** Opening Dataset excerpts block **

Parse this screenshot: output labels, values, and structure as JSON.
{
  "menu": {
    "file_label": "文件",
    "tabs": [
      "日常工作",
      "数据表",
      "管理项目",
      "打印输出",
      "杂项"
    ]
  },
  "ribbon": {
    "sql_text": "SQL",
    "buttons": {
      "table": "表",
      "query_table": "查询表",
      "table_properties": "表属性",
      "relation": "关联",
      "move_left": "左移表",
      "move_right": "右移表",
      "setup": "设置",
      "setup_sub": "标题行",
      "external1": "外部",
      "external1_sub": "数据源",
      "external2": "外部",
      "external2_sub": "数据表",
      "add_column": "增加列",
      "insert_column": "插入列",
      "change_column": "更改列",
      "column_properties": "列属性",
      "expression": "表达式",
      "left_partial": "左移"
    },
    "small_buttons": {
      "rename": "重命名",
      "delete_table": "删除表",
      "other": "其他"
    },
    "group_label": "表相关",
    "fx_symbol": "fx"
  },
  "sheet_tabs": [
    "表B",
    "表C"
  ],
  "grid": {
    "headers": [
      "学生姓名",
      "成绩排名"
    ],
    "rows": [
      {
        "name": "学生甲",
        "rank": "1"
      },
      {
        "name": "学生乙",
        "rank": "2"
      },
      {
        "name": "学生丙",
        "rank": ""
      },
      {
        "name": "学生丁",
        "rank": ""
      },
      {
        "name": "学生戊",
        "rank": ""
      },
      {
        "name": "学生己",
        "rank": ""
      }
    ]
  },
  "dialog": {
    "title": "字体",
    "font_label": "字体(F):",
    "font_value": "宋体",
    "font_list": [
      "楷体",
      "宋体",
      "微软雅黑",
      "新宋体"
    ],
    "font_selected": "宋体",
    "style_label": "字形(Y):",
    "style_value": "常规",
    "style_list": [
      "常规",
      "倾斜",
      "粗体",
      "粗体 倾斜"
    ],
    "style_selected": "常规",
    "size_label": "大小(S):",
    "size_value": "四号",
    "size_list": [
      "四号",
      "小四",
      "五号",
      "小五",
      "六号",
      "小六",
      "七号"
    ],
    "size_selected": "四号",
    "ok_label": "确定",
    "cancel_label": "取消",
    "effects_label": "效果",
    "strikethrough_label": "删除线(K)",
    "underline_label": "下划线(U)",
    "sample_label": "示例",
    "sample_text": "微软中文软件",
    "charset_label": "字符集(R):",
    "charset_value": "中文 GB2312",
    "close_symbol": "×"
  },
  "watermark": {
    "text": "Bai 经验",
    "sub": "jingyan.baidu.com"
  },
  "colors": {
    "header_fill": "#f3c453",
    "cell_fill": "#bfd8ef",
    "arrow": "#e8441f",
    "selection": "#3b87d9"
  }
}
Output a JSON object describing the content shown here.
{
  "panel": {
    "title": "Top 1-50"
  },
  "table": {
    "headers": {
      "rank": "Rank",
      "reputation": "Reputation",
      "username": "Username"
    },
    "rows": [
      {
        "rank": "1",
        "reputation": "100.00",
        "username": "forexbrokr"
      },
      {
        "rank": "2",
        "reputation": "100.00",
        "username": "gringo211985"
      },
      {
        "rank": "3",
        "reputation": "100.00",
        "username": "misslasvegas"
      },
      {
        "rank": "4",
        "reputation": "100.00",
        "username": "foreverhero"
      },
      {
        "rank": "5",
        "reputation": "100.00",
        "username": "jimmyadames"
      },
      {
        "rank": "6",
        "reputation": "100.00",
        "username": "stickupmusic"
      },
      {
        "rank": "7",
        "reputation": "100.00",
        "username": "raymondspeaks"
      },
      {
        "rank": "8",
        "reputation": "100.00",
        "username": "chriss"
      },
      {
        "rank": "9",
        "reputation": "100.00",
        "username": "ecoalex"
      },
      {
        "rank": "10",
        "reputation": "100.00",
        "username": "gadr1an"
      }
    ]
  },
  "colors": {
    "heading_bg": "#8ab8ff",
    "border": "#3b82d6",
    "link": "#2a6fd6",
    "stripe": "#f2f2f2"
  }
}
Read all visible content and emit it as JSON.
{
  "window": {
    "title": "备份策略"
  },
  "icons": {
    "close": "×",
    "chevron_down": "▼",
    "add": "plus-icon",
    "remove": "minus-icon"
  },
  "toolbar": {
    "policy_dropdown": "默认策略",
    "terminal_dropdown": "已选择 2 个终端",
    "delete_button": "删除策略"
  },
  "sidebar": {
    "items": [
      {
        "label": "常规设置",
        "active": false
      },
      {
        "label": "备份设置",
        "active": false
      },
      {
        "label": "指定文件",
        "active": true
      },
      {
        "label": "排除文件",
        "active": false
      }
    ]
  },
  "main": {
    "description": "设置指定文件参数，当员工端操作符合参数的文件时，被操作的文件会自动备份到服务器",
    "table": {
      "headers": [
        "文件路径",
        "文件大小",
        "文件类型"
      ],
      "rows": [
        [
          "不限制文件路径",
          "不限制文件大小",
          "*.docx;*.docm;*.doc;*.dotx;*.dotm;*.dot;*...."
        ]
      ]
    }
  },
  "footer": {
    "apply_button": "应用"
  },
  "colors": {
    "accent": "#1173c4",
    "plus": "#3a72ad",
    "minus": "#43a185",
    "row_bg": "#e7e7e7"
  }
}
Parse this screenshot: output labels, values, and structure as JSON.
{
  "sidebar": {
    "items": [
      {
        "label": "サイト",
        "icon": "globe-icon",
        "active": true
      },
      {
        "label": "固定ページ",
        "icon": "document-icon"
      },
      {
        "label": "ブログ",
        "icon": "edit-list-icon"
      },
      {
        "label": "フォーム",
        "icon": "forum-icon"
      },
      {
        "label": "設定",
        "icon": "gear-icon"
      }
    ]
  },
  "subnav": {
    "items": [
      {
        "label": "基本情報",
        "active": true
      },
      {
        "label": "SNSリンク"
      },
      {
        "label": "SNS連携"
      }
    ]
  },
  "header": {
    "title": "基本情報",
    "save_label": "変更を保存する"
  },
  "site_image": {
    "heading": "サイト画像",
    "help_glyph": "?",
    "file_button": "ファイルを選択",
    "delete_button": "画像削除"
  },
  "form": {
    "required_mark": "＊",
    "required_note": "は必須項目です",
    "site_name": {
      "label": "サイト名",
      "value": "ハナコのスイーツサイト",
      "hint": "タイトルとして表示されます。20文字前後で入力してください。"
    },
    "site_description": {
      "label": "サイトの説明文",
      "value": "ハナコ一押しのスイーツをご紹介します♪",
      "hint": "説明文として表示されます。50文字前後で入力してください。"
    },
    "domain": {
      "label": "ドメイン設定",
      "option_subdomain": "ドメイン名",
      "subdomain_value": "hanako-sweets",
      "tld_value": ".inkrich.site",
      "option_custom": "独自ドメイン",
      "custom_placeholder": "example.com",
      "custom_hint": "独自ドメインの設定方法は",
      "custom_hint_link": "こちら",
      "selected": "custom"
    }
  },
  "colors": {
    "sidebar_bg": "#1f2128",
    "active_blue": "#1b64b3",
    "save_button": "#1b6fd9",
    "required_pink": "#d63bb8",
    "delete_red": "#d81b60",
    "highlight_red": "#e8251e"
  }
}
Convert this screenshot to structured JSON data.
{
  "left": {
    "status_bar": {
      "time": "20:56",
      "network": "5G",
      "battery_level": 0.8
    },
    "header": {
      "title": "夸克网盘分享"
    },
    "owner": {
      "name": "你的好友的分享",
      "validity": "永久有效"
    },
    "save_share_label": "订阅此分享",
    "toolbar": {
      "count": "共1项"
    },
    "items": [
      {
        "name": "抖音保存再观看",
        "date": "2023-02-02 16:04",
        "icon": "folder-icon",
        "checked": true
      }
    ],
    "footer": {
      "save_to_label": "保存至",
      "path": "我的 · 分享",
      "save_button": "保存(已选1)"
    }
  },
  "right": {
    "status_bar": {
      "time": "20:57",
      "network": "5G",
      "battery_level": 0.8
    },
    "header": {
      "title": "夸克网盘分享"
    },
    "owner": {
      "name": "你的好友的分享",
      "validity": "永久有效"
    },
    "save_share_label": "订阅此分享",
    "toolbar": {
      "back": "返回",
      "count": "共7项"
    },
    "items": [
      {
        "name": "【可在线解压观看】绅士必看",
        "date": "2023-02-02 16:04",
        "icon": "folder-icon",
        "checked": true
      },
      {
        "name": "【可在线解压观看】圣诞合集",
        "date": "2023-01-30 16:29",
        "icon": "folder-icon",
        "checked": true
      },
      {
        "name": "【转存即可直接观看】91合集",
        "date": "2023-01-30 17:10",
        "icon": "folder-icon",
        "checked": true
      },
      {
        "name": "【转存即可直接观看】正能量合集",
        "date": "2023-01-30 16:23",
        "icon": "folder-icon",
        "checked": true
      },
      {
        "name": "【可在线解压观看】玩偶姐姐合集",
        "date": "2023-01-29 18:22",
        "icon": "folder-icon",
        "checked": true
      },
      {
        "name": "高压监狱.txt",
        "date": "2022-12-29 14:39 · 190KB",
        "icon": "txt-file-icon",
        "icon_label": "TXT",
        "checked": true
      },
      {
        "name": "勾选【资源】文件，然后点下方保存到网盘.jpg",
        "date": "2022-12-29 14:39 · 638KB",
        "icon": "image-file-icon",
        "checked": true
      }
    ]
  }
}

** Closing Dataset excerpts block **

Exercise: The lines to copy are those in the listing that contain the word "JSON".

Exercise output:
Parse this screenshot: output labels, values, and structure as JSON.
Output a JSON object describing the content shown here.
Read all visible content and emit it as JSON.
Parse this screenshot: output labels, values, and structure as JSON.
Convert this screenshot to structured JSON data.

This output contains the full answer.